Swedish soil and Swedish signs

I am a funny traveller. I plan to go places all the time (mostly because someone I love is there) and when I need to start travelling there, I despise the process and want to stay at home. But now I’m here, safely landed in my dear friend Linus’ apartment where I get to monitor the flowers while they’re gone, and I don’t regret getting on that plane. Talk about ambivalence.

When I packed for this trip in Düsseldorf four days ago, the weather report stated that it would be zero degrees Celsius at the lowest, no snow. I considered leaving my snow pants at home  but my friend Michelle clearly instructed me to bring them. Let me tell you this: there are minus degrees and it is snowing in Stockholm. I have lived in Germany so long by now that I forgot how troublesome it is to drag a 20-kg-suitcase through un-cleared streets full of snow.


Photo: Chiva Congelado/flickr.com

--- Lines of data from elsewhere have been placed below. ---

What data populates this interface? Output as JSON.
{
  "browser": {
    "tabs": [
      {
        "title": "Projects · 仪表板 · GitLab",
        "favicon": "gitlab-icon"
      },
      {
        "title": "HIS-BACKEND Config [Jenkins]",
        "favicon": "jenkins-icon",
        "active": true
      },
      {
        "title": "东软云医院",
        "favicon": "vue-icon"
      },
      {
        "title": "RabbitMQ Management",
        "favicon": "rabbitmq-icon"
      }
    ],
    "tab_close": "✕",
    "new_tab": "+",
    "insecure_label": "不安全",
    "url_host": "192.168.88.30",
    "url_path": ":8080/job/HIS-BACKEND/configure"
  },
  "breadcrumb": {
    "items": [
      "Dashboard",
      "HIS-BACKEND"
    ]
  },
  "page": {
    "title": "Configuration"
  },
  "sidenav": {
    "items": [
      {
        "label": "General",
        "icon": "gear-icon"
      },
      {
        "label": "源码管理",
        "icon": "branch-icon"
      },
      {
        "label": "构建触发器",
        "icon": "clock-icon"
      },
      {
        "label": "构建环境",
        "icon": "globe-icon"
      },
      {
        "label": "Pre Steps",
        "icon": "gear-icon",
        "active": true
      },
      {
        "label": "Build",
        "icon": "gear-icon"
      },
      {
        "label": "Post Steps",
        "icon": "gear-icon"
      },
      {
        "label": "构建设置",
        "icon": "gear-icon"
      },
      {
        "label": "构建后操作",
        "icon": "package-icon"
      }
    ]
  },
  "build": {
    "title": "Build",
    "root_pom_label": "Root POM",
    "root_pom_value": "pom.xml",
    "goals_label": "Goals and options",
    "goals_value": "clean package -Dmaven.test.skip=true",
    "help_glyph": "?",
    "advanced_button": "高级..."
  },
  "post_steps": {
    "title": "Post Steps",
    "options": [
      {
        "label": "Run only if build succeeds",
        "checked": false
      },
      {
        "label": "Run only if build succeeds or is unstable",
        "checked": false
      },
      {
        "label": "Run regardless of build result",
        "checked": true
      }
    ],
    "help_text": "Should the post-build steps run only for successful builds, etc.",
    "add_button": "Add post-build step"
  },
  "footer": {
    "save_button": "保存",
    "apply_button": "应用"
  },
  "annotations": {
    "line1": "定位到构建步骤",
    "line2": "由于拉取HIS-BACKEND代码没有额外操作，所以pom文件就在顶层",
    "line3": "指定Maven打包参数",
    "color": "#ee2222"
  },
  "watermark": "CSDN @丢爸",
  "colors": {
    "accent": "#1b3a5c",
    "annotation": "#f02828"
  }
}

When we landed in Arlanda, the entire terminal was dead. Nothing opened, no people anywhere, basically a ghost terminal. Also, the 8-o-clock-flight from Hamburg always lands as far away as possible from the center of the airport. Today, as I strolled through the terminal, I noticed things are happening here (they may very well have been there longer but I never saw them). They put up large installations by Marie-Jo Lafontaine. Transparent portaits of young people, along with neon letters in all languages of the world, reading: “I am a citizen of the world, my homeland is everywhere, I’m a foreigner everywhere.” I thought it was very fitting for the place, our times, and my life.

The next sign I encountered was more easy-going, in the elevator at the station. Even in Stockholm, they combat public urination. But they do it in a funny, almost charming way, with a little fellow protectin himself with an umbrella and asking to please not pee in the elevator.


Other than that, I’ve managed to meet my friend Mia and hear about new developments at our former shared workplace, boost the Stockholm economy by spending lots of money on…what, actually…public transport I guess, and finding the place I want to go to tomorrow thanks to my favorite magazine amelia (an old women’s magazine according to my friends): Fotografiska, the Photography Museum has opened a store in central Stockholm and I am in need of a large above-sofa-adornment. Maybe there’ll be a match.